START Materials provided

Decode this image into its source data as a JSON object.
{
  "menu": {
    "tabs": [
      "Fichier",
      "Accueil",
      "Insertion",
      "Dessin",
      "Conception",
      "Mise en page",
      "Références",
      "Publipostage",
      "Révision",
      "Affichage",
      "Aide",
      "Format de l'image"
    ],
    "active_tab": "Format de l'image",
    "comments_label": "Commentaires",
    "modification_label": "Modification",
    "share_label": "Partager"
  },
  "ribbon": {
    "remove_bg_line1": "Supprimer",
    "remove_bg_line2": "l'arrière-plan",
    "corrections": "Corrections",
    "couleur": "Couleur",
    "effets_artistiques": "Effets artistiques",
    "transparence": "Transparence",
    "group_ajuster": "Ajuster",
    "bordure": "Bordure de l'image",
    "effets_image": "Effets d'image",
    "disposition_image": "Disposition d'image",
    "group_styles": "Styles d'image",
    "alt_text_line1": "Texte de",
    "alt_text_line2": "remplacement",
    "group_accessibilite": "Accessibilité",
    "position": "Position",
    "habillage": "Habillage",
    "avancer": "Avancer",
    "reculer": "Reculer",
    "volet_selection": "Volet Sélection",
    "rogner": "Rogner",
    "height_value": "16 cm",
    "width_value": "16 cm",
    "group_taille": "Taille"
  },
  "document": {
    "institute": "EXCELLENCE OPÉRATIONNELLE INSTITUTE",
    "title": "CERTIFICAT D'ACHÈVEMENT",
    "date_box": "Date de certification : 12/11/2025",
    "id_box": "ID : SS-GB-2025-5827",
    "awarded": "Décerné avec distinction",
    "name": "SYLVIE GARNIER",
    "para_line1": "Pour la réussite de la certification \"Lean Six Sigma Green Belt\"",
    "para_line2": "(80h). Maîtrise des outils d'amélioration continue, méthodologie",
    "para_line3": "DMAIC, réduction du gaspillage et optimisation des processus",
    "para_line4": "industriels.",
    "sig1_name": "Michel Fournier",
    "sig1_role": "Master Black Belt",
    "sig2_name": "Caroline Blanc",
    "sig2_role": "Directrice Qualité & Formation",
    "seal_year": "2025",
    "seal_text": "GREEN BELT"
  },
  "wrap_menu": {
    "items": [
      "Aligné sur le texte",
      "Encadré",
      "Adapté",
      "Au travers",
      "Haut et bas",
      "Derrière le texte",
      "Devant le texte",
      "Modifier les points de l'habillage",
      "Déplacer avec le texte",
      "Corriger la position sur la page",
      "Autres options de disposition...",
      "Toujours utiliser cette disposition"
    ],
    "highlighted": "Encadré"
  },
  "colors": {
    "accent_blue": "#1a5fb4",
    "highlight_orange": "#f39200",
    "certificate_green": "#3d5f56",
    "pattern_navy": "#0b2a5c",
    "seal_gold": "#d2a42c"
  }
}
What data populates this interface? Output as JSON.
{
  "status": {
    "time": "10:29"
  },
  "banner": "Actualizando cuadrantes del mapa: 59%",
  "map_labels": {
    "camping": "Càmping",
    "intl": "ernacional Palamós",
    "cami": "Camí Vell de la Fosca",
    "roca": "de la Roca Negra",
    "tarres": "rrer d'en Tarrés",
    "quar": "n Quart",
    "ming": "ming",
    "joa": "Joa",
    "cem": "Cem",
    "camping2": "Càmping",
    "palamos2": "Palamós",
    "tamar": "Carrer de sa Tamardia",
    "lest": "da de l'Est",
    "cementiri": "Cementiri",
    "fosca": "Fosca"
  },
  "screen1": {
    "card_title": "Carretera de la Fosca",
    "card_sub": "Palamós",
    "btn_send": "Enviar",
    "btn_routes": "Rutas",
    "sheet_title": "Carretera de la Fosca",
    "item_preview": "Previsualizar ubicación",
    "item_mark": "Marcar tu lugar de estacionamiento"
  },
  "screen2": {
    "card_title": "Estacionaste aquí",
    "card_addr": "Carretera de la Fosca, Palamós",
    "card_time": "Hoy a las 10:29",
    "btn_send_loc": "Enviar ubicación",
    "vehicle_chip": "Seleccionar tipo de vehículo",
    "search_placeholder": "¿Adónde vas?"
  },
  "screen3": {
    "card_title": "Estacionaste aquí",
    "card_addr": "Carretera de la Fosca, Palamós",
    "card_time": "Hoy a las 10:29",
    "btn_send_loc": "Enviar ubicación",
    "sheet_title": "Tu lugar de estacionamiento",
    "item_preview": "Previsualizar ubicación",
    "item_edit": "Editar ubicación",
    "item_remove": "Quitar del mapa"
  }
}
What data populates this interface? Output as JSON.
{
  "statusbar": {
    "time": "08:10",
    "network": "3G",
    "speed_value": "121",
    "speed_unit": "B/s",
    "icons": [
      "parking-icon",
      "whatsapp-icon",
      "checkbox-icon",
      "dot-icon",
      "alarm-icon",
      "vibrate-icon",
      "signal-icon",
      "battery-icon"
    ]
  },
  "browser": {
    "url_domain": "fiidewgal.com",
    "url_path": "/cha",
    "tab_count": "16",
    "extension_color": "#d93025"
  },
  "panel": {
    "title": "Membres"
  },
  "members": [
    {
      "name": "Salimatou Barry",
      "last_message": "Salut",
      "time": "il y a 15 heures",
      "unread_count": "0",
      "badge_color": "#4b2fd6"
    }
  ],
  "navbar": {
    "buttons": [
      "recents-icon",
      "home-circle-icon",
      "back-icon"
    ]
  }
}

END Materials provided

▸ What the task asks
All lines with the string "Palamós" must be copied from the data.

▸ Exercise answer
    "intl": "ernacional Palamós",
    "palamos2": "Palamós",
    "card_sub": "Palamós",
    "card_addr": "Carretera de la Fosca, Palamós",
    "card_addr": "Carretera de la Fosca, Palamós",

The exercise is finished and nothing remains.